# Provided entries
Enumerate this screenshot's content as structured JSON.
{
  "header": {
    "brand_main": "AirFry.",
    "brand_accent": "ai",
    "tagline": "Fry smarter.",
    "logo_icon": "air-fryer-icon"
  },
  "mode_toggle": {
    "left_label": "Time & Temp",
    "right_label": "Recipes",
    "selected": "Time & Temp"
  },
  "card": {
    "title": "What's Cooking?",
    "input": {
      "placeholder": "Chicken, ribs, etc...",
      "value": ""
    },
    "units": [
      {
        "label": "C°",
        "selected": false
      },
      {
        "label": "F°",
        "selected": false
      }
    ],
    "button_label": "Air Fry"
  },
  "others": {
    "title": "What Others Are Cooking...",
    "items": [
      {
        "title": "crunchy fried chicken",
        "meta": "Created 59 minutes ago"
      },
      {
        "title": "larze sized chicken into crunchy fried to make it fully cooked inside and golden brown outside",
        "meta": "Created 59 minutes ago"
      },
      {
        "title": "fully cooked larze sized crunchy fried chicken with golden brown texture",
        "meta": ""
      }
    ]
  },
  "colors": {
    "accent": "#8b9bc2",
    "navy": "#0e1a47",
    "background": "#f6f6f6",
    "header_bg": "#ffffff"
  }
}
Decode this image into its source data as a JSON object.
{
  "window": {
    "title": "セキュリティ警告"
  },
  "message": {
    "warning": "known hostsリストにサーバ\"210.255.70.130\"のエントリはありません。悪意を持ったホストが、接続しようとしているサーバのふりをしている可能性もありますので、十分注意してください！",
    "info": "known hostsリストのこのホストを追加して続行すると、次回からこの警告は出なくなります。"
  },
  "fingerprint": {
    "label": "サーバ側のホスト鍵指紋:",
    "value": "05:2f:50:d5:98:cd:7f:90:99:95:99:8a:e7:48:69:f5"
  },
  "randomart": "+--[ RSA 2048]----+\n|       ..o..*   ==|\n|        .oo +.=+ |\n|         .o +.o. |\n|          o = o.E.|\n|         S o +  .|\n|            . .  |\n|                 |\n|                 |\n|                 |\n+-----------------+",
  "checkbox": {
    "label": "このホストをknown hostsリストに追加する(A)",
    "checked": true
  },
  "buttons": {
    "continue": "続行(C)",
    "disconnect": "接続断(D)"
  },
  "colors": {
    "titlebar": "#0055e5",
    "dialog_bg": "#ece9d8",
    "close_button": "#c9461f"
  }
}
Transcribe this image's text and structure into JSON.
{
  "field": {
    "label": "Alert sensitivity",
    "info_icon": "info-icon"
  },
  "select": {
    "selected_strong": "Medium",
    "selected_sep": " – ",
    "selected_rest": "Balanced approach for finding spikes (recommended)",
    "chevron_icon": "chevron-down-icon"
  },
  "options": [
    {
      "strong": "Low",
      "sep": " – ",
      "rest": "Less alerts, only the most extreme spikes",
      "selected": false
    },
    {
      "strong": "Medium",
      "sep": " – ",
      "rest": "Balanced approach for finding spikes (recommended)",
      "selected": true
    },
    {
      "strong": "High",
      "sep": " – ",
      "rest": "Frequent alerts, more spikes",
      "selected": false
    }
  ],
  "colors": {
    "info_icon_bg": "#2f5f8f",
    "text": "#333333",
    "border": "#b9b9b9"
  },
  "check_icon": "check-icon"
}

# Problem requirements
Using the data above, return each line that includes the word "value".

# Written response
      "value": ""
    "value": "05:2f:50:d5:98:cd:7f:90:99:95:99:8a:e7:48:69:f5"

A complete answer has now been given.